Have you ever considered what is in your store? By store, I mean, what you have collected so far; those may be materials you can touch, feel and see, or those maybe possessions intangible or demonstrable in any palpable way. I am sure the readers of your esteemed paper will know what is meant by material things, as we all have these stacked-up everywhere, in cupboards, bookcases, almirahs and every accessible nook and corner. But the latter – meaning those intangible – are difficult to define. These are the most important things to take stock of, for our own benefit, as we shall see below. Let us examine what these entities are and why they are vital.

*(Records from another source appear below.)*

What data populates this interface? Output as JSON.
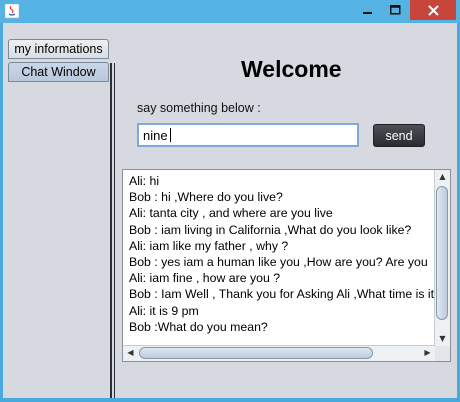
{
  "window": {
    "minimize_icon": "minimize-icon",
    "maximize_icon": "maximize-icon",
    "close_icon": "close-icon",
    "close_color": "#c7453b",
    "titlebar_color": "#55b3e3"
  },
  "tabs": [
    {
      "label": "my informations"
    },
    {
      "label": "Chat Window"
    }
  ],
  "main": {
    "title": "Welcome",
    "prompt": "say something below :",
    "input_value": "nine",
    "send_label": "send"
  },
  "chat": {
    "lines": [
      "Ali: hi",
      "Bob :  hi  ,Where do you live?",
      "Ali: tanta city , and where are you live",
      "Bob : iam living   in California  ,What do you look like?",
      "Ali: iam like my father , why ?",
      "Bob :  yes iam a human like you   ,How are you? Are you",
      "Ali: iam fine , how are you ?",
      "Bob :  Iam Well , Thank you for Asking Ali ,What time is it",
      "Ali: it is 9 pm",
      "Bob :What do you mean?"
    ]
  }
}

These are full-moon days notable in the Buddhist calendar as Vap Poya. This is the time of heavy rain and monks retreat to temples and engage in religious activities, the most important being the presentation of a katinarobe to the most deserving monk who has observed the season’s retreat. This occasion brings the season’s vassāna observances to a close. During religious activities, lay devotees are instructed on the Buddha Dharma (The Doctrine) by way of sermons and Dharma discussions. They also participate in the three major aspects of Buddhist practice: Dāna (offerings and the art of letting-go), Seela (practise of precepts to improve morality) and Bhāvanā (cultivation of meditation). Needless to say, during these sessions, one gets the opportunity to contemplate on the here-and-now as well as one’s sojourn through sansāra (cycles of rebirth). Buddhists believe “this birth is not the beginning nor is it the end…” therefore they expect to be reborn in another life, depending on the merits and demerits they have accrued up to now, in the event they have not realised emancipation yet. The Four Noble Truths expounded by the Buddha in His first sermon to the five ascetics leads the way to realising Nirvāna, the ultimate end of this sojourn through sansāra. In your attempt to reach Nirvāna, you will need to access your store!
This neatly brings into focus the factors that will influence one’s position with regard to achieving this end: we all know that to achieve anything substantial, we have to work diligently at it. Nirvāna is no exception, as has been described by the Buddha and the masses of Arahants (saints) who have reached Nirvāna. From my understanding, one will have to aspire to strive hard to follow The Noble Eightfold Path, which is what the Buddha directed all His followers to adhere to, in order to reach the ultimate goal of Nirvāna.
During religious activities, lay devotees are instructed on the Buddha Dharma (The Doctrine) by way of sermons and Dharma discussions
WHAT IS IN YOUR STORE, THEN?
If your personal goal is to stop your sojourn through sansāra (in other words, stop rebirth) and reach the status of an Arahant (achieve Nirvāna), then you will need to be serious in practising the Buddha’s teaching. In this process, it is inevitable that you develop a broad knowledge of Dharma, which is essential to help understand reality; the way to Nirvāna.
WHAT ELSE WILL YOU NEED?
In your store, you will need to have all those intangible things you have acquired along the way. For a start, enough experience of Dāna (‘giving’), with the idea of ‘letting-go,’ thereby reducing Thanhā (attachment), with a view to eradicating it completely. The acts of dāna, with sentiments of letting-go, would be enhanced by the many offerings you have made, of food, suitable drinks, medicine, clothing (robes) and other requisites (such as soap and razors) and shelter, both during the rainy season or whenever they are needed. The most important fact to remember is that any dāna should be done with shraddhā meaning ‘devotion with wholesome thought,’ to comply with the Buddha Dharma, which notes that Chethanā (thought) underlies Karma (resultant). These should invariably be in your store.
As for Seela (moral values/scruples), this will never be out-of-place, as seela represents personal integrity or virtue. These values come with the daily observances of the five precepts and living accordingly. Seela will occupy a large area in your store.
Bhāvanā is a practice that has survived for centuries, particularly in the East. There are a variety of methods, all useful for the development of higher brain function, but the one method that is considered most useful is ‘mindfulness meditation.’ This was perfected by the Buddha and as has been mentioned, this technique is said to have taken the Bodhisattva (the Buddha in-the-making) through the process of emancipation right up to enlightenment. It is extremely popular these days and has taken the world by storm. In Sri Lanka however, more emphasis has been placed on rituals other than bhāvanā. But this is changing fast and hopefully will bring in much benefit to those who practise Vipassanā, also known as mindfulness meditation. Even a short period of this practice, say 20 minutes at a time, has been found to be useful and is advocated in hospitals and medical treatment centres worldwide. If you have not yet considered this option, it may now be time to try it. So put this also in your store and you will not regret it.
A word about Shraddhā (devotion/confidence); it is another component that might fill your store. The confidence that Dharma is reliable and desirable will carry you through the path to liberation. Without shraddhā this will not be possible. So make sure your store is complete with it.
May all beings be well and happy!